REQUIRED ACTION
Repeat the data below with no changes.

DATA FOR ANALYSIS
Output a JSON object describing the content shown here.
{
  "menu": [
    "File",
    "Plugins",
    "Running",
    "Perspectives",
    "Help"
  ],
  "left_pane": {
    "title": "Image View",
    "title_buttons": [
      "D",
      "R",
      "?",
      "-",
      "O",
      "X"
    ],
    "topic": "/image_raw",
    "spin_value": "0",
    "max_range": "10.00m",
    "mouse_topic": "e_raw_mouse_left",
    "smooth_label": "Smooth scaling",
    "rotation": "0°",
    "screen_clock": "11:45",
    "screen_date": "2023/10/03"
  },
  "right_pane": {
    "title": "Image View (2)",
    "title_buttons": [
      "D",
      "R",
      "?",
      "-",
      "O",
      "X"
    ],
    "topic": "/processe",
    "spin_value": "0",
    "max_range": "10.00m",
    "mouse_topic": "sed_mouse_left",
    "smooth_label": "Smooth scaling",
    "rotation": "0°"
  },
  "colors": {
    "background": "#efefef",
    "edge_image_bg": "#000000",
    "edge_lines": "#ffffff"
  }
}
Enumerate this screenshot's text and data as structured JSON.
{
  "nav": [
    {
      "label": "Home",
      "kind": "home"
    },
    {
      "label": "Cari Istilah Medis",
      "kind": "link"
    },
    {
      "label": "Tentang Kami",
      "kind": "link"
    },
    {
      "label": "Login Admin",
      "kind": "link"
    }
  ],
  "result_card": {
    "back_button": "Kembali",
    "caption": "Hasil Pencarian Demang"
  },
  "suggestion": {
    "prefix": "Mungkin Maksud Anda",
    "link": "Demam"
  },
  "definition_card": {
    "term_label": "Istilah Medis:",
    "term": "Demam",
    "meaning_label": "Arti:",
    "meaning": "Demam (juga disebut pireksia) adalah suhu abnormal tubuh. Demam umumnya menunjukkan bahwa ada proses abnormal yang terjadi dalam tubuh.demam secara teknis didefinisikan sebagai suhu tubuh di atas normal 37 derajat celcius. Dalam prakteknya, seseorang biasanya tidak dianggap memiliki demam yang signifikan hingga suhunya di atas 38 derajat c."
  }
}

ANSWER BOX
Output a JSON object describing the content shown here.
{
  "menu": [
    "File",
    "Plugins",
    "Running",
    "Perspectives",
    "Help"
  ],
  "left_pane": {
    "title": "Image View",
    "title_buttons": [
      "D",
      "R",
      "?",
      "-",
      "O",
      "X"
    ],
    "topic": "/image_raw",
    "spin_value": "0",
    "max_range": "10.00m",
    "mouse_topic": "e_raw_mouse_left",
    "smooth_label": "Smooth scaling",
    "rotation": "0°",
    "screen_clock": "11:45",
    "screen_date": "2023/10/03"
  },
  "right_pane": {
    "title": "Image View (2)",
    "title_buttons": [
      "D",
      "R",
      "?",
      "-",
      "O",
      "X"
    ],
    "topic": "/processe",
    "spin_value": "0",
    "max_range": "10.00m",
    "mouse_topic": "sed_mouse_left",
    "smooth_label": "Smooth scaling",
    "rotation": "0°"
  },
  "colors": {
    "background": "#efefef",
    "edge_image_bg": "#000000",
    "edge_lines": "#ffffff"
  }
}
Enumerate this screenshot's text and data as structured JSON.
{
  "nav": [
    {
      "label": "Home",
      "kind": "home"
    },
    {
      "label": "Cari Istilah Medis",
      "kind": "link"
    },
    {
      "label": "Tentang Kami",
      "kind": "link"
    },
    {
      "label": "Login Admin",
      "kind": "link"
    }
  ],
  "result_card": {
    "back_button": "Kembali",
    "caption": "Hasil Pencarian Demang"
  },
  "suggestion": {
    "prefix": "Mungkin Maksud Anda",
    "link": "Demam"
  },
  "definition_card": {
    "term_label": "Istilah Medis:",
    "term": "Demam",
    "meaning_label": "Arti:",
    "meaning": "Demam (juga disebut pireksia) adalah suhu abnormal tubuh. Demam umumnya menunjukkan bahwa ada proses abnormal yang terjadi dalam tubuh.demam secara teknis didefinisikan sebagai suhu tubuh di atas normal 37 derajat celcius. Dalam prakteknya, seseorang biasanya tidak dianggap memiliki demam yang signifikan hingga suhunya di atas 38 derajat c."
  }
}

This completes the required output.